Remarks at a Briefing for the White House Workshop on Choice in Education


January 10, 1989


Usually this is in the middle of the stage, but I notice they did put it to the right. [Laughter] Well, I thank Ken, and thank you all for being here. We're here to talk about a remarkable advance in American education, an idea whose time has come. Or it might be better to say, whose time has come again. For when we talk about choice in public education, what we mean first and foremost is parental choice. We're talking about reasserting the right of American parents to play a vital -- perhaps the central -- part in designing the kind of education they believe their children need.


I don't need to rehearse the litany and cite the evidence to this audience. We've been talking about these matters for 8 years now, and the evidence is overwhelming. Choice works, and it works with a vengeance. Whether it's a Harlem school district in which scores have risen dramatically because parents are now permitted to choose which school to send their children to, or the marvelous program in Minnesota that is fostering unprecedented competition among public schools to make them more attractive to parents and students, choice is the most exciting thing that's going on in America today.


Choice represents a return to some of our most basic notions about education. In particular, programs emphasizing choice reflect the simple truth that the keys to educational success are schools and teachers that teach, and parents who insist that their children learn. They must work in concert, respecting each other's particular concerns and needs, not second-guessing each other.


And choice in education is the wave of the future because it represents a return to some of our most basic American values. Choice in education is no mere abstraction. Like its economic cousin, free enterprise, and its political cousin, democracy, it affords hope and opportunity. Can anyone doubt that, after hearing these splendid young people testify about how choice has changed their lives? Choice recognizes the principle that there is no one best way for all of us. It allows schools to excel at something special, rather than trying, and failing, to be all things to all people.

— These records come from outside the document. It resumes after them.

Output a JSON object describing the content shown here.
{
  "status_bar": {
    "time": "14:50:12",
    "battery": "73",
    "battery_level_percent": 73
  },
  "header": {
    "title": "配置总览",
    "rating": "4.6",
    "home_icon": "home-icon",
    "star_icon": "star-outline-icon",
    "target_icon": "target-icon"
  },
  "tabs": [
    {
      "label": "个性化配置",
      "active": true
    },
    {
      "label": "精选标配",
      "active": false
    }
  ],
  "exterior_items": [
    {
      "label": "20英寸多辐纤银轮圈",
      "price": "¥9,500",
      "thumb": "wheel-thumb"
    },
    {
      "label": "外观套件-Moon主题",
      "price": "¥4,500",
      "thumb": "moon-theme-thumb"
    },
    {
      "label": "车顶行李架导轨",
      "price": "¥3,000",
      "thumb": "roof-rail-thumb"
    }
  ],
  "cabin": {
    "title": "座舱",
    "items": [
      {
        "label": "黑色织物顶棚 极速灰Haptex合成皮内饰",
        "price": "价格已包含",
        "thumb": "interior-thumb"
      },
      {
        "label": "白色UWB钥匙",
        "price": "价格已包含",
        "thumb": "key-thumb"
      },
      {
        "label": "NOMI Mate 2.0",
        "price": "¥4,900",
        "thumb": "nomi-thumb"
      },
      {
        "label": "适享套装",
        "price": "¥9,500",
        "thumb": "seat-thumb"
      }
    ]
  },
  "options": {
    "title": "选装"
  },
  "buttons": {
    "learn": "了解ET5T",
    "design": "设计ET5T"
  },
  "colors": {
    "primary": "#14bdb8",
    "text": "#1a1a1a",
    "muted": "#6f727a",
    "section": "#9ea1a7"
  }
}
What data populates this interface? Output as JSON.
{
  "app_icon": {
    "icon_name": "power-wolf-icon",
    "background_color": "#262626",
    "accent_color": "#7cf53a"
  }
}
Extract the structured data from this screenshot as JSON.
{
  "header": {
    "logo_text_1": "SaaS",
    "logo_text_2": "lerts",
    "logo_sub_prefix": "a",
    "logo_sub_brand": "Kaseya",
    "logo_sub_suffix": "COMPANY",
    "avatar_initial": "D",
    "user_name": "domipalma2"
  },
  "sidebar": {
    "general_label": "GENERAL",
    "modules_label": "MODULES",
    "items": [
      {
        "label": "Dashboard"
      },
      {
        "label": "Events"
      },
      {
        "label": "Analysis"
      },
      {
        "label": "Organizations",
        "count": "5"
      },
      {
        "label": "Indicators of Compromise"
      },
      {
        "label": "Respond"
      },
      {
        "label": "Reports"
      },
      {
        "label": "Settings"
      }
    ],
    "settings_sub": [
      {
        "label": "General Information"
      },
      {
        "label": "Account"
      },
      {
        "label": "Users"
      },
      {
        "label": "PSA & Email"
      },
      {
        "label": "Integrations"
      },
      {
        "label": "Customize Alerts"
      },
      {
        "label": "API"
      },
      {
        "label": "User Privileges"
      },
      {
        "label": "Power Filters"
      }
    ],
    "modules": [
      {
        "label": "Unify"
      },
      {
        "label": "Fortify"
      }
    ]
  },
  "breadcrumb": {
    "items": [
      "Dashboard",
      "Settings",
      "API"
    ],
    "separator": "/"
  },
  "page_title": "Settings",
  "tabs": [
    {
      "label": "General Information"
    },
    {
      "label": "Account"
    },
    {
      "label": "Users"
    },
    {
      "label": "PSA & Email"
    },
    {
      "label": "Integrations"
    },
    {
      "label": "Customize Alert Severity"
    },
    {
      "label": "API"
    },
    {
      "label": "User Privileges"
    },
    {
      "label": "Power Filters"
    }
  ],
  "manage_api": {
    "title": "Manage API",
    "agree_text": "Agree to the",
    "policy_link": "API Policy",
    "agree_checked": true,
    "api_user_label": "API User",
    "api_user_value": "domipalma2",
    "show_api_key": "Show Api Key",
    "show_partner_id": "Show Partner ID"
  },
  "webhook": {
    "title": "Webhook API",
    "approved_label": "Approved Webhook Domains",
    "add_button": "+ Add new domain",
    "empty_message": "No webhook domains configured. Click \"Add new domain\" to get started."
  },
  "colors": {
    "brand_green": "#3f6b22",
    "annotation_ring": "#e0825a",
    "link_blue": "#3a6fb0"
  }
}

Education was one of the means by which this country first grew great and strong and powerful, through the extraordinary efforts of ordinary Americans to better themselves and make a better life for their families and their children. The key step in the most important domestic effort of this century, the civil rights movement, was the 1954 Brown decision by the Supreme Court. And that, of course, was about affording black children equal access to public schools. We all know how significant that was because we all understand that without appropriate education it's nearly impossible for the disadvantaged to improve themselves.


All Americans can consider the particular triumph of those who have immigrated to our shores from scores of lands, scores of cultures, speaking a hundred different tongues. The struggle to make their way in a country whose language they didn't speak was a hard one, and almost every sociological study of American immigrants tells the same story: those that did best economically are those whose passion for education drove them and their children. The -- I get tangled up in my bandage every once in a while here -- [laughter] -- but as I say, drove them and their children, and that meant paying attention. It meant making sure homework was done, report cards were signed, and that their children were always challenged and never bored. In this way, they knew, their children would make it as Americans.


For too long, I think, we were content as Americans to imagine that our nation and our society were so inherently strong and successful that they could continue to run on automatic pilot. The schools had done well and should continue to do well; we could turn our attention elsewhere. Well, if we were on automatic pilot in the past, we've learned we have to work the controls by ourselves every day. And that's why a choice in education is so important. Parents are at the controls. At the same time, teachers know that their students are going home to parents who'll serve as their partners in getting the homework done and keeping the excitement and enthusiasm up. Students won't be marking time in school. Instead, they'll be preparing for an American future in which literacy and technological skill will be more vital to their chances for prosperity than ever before. Engaged parents and engaged teachers mean engaged students and a better educated America.


Now, you'll be hearing from some other folks, including especially a good friend of mine -- name happens to be George Bush. So, I'll get off of here, and I want to thank all of you for all that you're doing. And God bless all of you.


Note: The President spoke at 10 a.m. in Room 450 of the Old Executive Office Building. In his opening remarks, he referred to Kenneth M. Duberstein, Chief of Staff to the President.